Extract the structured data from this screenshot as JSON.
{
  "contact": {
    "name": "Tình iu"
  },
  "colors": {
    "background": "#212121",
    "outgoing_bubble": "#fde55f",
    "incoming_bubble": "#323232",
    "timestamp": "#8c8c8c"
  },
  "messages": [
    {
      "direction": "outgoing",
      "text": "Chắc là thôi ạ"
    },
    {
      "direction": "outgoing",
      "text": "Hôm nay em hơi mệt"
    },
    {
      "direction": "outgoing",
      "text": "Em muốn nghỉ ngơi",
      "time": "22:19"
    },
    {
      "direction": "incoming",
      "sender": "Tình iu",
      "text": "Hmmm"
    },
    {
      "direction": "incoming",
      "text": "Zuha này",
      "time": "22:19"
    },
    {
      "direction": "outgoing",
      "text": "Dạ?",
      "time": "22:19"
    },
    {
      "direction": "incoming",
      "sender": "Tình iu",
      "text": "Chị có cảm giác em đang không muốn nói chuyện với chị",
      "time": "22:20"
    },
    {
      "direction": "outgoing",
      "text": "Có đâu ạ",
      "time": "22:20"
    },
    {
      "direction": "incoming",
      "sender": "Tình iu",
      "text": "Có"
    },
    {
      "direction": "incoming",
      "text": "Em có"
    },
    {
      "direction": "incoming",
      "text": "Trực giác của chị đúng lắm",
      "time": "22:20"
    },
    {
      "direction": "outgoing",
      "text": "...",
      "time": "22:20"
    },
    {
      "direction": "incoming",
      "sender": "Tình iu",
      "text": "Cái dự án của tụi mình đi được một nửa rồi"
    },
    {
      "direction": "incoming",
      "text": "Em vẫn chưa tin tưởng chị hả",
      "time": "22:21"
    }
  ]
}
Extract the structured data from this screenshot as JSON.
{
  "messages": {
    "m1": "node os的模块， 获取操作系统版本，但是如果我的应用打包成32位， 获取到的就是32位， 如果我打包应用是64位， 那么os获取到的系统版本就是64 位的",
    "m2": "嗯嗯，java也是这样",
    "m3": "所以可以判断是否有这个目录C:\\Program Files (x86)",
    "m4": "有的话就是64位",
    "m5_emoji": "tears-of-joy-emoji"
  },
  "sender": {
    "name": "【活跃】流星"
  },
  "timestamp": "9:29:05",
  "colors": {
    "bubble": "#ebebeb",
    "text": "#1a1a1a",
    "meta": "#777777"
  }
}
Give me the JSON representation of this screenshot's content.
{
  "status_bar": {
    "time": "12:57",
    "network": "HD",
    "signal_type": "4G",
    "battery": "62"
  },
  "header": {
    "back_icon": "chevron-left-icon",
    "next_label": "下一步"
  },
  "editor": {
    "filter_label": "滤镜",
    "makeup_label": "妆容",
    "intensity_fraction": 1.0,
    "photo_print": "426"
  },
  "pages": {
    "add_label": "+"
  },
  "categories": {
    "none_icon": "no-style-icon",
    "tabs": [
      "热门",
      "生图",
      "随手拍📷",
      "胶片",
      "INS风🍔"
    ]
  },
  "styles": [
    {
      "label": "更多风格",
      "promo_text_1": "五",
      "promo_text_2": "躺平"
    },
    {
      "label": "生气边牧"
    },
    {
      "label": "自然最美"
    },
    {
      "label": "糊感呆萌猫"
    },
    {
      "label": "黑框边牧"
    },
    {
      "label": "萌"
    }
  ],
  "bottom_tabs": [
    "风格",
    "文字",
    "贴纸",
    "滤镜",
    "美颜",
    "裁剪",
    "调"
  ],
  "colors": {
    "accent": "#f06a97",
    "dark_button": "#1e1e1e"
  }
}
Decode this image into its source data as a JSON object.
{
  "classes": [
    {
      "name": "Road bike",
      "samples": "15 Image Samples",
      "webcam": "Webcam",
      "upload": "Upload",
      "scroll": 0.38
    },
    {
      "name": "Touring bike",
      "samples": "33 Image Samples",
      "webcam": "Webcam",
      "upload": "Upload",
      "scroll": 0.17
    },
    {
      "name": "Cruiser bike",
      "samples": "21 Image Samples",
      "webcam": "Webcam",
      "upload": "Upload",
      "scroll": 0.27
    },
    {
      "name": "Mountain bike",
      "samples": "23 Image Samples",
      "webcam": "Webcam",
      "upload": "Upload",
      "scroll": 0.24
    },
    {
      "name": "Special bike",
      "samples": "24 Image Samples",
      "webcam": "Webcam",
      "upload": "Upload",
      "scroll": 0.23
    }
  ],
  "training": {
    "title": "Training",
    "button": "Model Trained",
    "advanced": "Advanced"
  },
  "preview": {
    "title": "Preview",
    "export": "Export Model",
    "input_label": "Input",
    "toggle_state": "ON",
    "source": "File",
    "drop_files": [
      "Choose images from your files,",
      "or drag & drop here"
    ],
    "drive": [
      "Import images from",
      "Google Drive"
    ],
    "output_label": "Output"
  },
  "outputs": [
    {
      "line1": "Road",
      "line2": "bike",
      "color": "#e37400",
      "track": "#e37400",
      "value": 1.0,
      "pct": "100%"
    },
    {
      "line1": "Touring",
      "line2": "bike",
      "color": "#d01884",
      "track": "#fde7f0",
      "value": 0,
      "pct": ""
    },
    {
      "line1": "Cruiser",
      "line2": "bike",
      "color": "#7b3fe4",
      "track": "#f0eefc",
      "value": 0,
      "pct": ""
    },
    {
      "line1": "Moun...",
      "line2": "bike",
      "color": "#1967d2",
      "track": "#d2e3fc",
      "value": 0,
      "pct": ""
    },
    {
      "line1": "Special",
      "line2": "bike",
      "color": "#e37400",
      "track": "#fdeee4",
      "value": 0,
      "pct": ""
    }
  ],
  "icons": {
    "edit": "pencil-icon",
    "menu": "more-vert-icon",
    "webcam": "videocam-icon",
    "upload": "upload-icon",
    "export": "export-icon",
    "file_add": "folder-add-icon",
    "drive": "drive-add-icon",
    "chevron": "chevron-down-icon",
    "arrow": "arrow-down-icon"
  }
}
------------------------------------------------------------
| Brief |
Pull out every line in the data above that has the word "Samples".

| Response area |
      "samples": "15 Image Samples",
      "samples": "33 Image Samples",
      "samples": "21 Image Samples",
      "samples": "23 Image Samples",
      "samples": "24 Image Samples",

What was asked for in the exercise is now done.